Start of LISTED RECORDS

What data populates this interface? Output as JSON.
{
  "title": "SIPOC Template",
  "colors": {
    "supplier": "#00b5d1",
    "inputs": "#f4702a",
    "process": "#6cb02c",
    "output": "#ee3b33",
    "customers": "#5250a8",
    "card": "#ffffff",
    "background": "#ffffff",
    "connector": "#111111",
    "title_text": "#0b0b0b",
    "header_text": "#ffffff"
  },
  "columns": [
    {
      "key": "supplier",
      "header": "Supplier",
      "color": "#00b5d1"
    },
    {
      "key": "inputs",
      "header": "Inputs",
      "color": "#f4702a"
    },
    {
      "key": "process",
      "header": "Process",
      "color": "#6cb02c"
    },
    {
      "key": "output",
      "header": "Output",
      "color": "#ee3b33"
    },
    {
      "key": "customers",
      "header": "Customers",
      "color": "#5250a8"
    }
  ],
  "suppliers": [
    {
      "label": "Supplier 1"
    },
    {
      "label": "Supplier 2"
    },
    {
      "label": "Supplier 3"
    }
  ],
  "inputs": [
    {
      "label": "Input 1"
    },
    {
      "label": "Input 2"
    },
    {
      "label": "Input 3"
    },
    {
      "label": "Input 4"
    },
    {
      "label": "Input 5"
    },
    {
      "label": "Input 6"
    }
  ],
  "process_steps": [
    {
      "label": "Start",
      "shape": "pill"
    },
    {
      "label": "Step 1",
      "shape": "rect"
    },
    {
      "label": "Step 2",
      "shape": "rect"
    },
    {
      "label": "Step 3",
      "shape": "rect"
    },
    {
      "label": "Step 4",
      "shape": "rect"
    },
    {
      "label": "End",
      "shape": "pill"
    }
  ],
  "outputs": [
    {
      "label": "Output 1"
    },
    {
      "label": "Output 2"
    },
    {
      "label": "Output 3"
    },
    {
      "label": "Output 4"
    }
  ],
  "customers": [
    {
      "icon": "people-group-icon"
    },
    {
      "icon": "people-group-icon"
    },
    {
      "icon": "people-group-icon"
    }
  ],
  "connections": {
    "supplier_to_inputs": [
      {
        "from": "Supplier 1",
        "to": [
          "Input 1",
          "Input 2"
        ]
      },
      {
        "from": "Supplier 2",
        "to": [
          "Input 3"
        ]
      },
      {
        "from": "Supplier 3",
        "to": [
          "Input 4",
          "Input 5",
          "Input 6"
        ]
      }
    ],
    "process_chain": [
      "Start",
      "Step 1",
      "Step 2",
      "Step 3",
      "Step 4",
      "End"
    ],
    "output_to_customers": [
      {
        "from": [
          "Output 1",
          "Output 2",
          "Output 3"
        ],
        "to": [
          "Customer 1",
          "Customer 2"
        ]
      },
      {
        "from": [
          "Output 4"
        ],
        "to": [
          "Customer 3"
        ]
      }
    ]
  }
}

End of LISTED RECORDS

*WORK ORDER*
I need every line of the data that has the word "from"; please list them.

*TASK ANSWER*
        "from": "Supplier 1",
        "from": "Supplier 2",
        "from": "Supplier 3",
        "from": [
        "from": [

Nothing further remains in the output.